> _Aim of the exercise_: Drop the pictures and repeat exactly from the "Extract the structured" line down to the last line of the entries below.

-------------------------

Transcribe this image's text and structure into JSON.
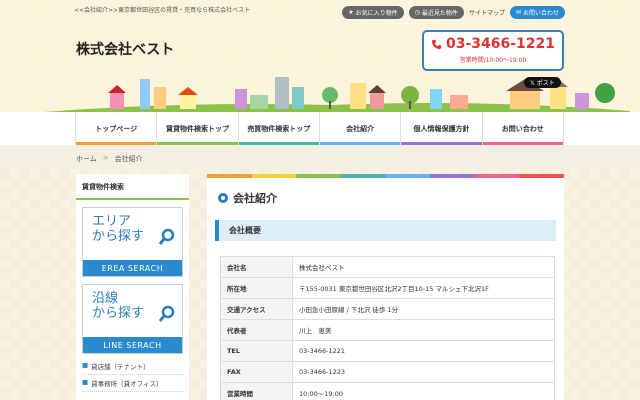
{
  "header": {
    "tagline": "<<会社紹介>>東京都世田谷区の賃貸・売買なら株式会社ベスト",
    "links": {
      "favorites": "お気に入り物件",
      "recent": "最近見た物件",
      "sitemap": "サイトマップ",
      "contact": "お問い合わせ"
    },
    "logo": "株式会社ベスト",
    "phone": "03-3466-1221",
    "hours": "営業時間/10:00～19:00",
    "x_post": "ポスト"
  },
  "nav": {
    "items": [
      {
        "label": "トップページ",
        "color": "#f0a030"
      },
      {
        "label": "賃貸物件検索トップ",
        "color": "#8bc34a"
      },
      {
        "label": "売買物件検索トップ",
        "color": "#4db6ac"
      },
      {
        "label": "会社紹介",
        "color": "#64b5f6"
      },
      {
        "label": "個人情報保護方針",
        "color": "#9575cd"
      },
      {
        "label": "お問い合わせ",
        "color": "#f06292"
      }
    ]
  },
  "breadcrumb": {
    "home": "ホーム",
    "sep": ">",
    "current": "会社紹介"
  },
  "sidebar": {
    "title": "賃貸物件検索",
    "area": {
      "line1": "エリア",
      "line2": "から探す",
      "band": "EREA SERACH"
    },
    "line": {
      "line1": "沿線",
      "line2": "から探す",
      "band": "LINE SERACH"
    },
    "links": [
      "貸店舗（テナント）",
      "貸事務所（貸オフィス）"
    ]
  },
  "main": {
    "title": "会社紹介",
    "section": "会社概要",
    "rows": [
      {
        "key": "会社名",
        "value": "株式会社ベスト"
      },
      {
        "key": "所在地",
        "value": "〒155-0031 東京都世田谷区北沢2丁目10-15 マルシェ下北沢1F"
      },
      {
        "key": "交通アクセス",
        "value": "小田急小田原線 / 下北沢 徒歩 1分"
      },
      {
        "key": "代表者",
        "value": "川上　恵美"
      },
      {
        "key": "TEL",
        "value": "03-3466-1221"
      },
      {
        "key": "FAX",
        "value": "03-3466-1223"
      },
      {
        "key": "営業時間",
        "value": "10:00～19:00"
      }
    ]
  },
  "colors": {
    "accent": "#2a8ad0",
    "phone": "#dd3333",
    "rainbow": [
      "#f0a030",
      "#f4d03f",
      "#8bc34a",
      "#4db6ac",
      "#64b5f6",
      "#9575cd",
      "#f06292",
      "#ef5350"
    ]
  }
}
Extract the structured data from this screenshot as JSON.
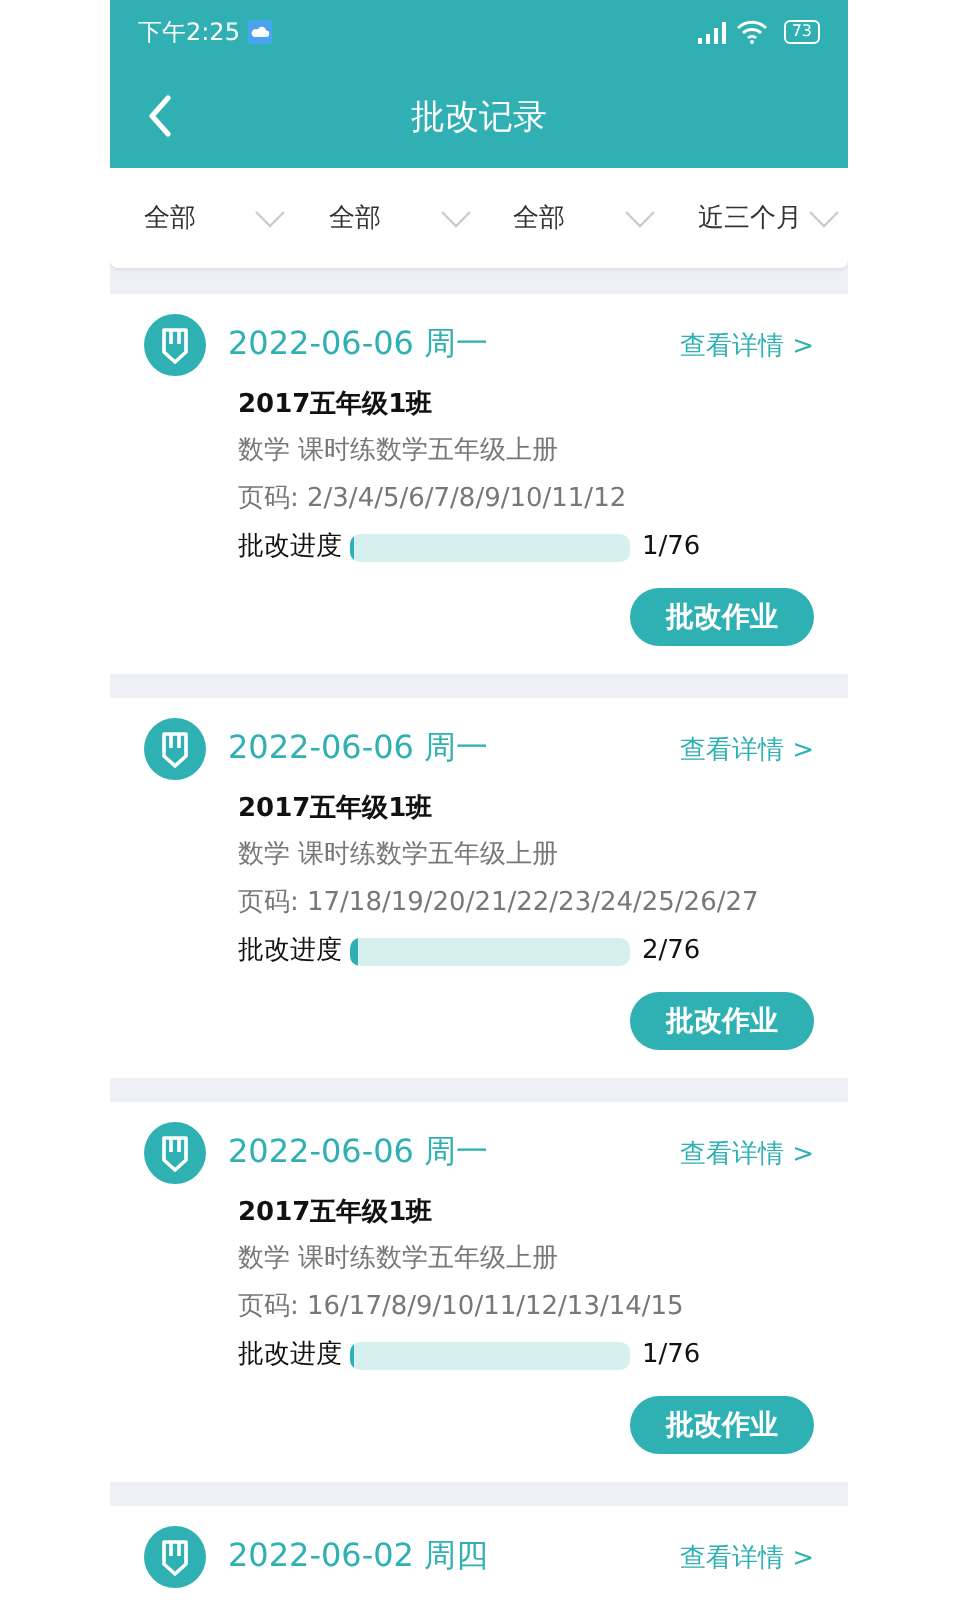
{
  "status_bar": {
    "time": "下午2:25",
    "battery": "73"
  },
  "header": {
    "title": "批改记录"
  },
  "filters": [
    {
      "label": "全部"
    },
    {
      "label": "全部"
    },
    {
      "label": "全部"
    },
    {
      "label": "近三个月"
    }
  ],
  "records": [
    {
      "date": "2022-06-06 周一",
      "detail_link": "查看详情 >",
      "class_name": "2017五年级1班",
      "book": "数学 课时练数学五年级上册",
      "pages": "页码: 2/3/4/5/6/7/8/9/10/11/12",
      "progress_label": "批改进度",
      "level": 0.013,
      "progress_text": "1/76",
      "action": "批改作业"
    },
    {
      "date": "2022-06-06 周一",
      "detail_link": "查看详情 >",
      "class_name": "2017五年级1班",
      "book": "数学 课时练数学五年级上册",
      "pages": "页码: 17/18/19/20/21/22/23/24/25/26/27",
      "progress_label": "批改进度",
      "level": 0.026,
      "progress_text": "2/76",
      "action": "批改作业"
    },
    {
      "date": "2022-06-06 周一",
      "detail_link": "查看详情 >",
      "class_name": "2017五年级1班",
      "book": "数学 课时练数学五年级上册",
      "pages": "页码: 16/17/8/9/10/11/12/13/14/15",
      "progress_label": "批改进度",
      "level": 0.013,
      "progress_text": "1/76",
      "action": "批改作业"
    },
    {
      "date": "2022-06-02 周四",
      "detail_link": "查看详情 >"
    }
  ]
}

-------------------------

> _Task output_:
Extract the structured data from this screenshot as JSON.
{
  "status_bar": {
    "time": "下午2:25",
    "battery": "73"
  },
  "header": {
    "title": "批改记录"
  },
  "filters": [
    {
      "label": "全部"
    },
    {
      "label": "全部"
    },
    {
      "label": "全部"
    },
    {
      "label": "近三个月"
    }
  ],
  "records": [
    {
      "date": "2022-06-06 周一",
      "detail_link": "查看详情 >",
      "class_name": "2017五年级1班",
      "book": "数学 课时练数学五年级上册",
      "pages": "页码: 2/3/4/5/6/7/8/9/10/11/12",
      "progress_label": "批改进度",
      "level": 0.013,
      "progress_text": "1/76",
      "action": "批改作业"
    },
    {
      "date": "2022-06-06 周一",
      "detail_link": "查看详情 >",
      "class_name": "2017五年级1班",
      "book": "数学 课时练数学五年级上册",
      "pages": "页码: 17/18/19/20/21/22/23/24/25/26/27",
      "progress_label": "批改进度",
      "level": 0.026,
      "progress_text": "2/76",
      "action": "批改作业"
    },
    {
      "date": "2022-06-06 周一",
      "detail_link": "查看详情 >",
      "class_name": "2017五年级1班",
      "book": "数学 课时练数学五年级上册",
      "pages": "页码: 16/17/8/9/10/11/12/13/14/15",
      "progress_label": "批改进度",
      "level": 0.013,
      "progress_text": "1/76",
      "action": "批改作业"
    },
    {
      "date": "2022-06-02 周四",
      "detail_link": "查看详情 >"
    }
  ]
}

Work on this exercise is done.